Records from a data collection =>
***

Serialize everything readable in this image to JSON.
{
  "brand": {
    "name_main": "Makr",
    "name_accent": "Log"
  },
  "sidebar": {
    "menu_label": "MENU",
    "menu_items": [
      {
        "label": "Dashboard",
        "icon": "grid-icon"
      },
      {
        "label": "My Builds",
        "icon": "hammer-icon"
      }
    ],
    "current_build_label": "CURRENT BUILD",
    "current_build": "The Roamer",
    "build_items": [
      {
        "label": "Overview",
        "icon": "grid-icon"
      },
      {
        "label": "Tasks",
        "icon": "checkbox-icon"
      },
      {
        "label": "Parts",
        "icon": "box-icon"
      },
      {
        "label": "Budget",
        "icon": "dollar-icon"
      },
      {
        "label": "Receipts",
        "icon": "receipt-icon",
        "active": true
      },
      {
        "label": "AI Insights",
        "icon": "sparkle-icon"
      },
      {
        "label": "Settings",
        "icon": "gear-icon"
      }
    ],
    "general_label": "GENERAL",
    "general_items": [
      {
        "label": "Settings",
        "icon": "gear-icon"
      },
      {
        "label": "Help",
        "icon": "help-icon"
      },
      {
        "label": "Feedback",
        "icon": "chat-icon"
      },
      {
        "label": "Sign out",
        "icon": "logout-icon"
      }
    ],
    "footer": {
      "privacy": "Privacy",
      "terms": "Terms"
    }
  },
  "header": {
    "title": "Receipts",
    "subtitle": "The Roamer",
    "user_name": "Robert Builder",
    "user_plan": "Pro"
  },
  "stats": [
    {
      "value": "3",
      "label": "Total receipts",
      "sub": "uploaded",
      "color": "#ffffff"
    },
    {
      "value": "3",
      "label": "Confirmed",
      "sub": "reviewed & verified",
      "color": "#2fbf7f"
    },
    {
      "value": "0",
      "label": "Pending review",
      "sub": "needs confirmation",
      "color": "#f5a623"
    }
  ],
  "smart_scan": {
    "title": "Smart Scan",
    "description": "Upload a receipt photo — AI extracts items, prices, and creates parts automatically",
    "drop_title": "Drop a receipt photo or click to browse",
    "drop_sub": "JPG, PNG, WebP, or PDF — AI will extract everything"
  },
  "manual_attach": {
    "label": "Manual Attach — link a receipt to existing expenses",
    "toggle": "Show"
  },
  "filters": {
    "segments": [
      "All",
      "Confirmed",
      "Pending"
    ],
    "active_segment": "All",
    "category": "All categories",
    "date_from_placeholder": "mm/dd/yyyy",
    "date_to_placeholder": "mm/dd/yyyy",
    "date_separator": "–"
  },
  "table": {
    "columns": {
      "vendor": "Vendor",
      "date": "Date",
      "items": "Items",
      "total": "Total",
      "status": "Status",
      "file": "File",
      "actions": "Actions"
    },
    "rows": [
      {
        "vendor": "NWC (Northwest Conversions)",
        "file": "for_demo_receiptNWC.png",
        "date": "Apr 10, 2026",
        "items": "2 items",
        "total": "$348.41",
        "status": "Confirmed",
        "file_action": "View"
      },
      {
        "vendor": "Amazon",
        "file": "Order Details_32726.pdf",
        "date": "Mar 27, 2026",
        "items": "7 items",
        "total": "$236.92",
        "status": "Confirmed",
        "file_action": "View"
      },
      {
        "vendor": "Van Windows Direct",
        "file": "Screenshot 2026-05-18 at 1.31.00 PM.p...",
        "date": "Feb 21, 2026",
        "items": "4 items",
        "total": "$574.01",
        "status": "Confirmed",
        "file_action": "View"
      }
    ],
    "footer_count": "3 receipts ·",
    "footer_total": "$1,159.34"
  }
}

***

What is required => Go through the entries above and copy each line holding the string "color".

Answer below =>
      "color": "#ffffff"
      "color": "#2fbf7f"
      "color": "#f5a623"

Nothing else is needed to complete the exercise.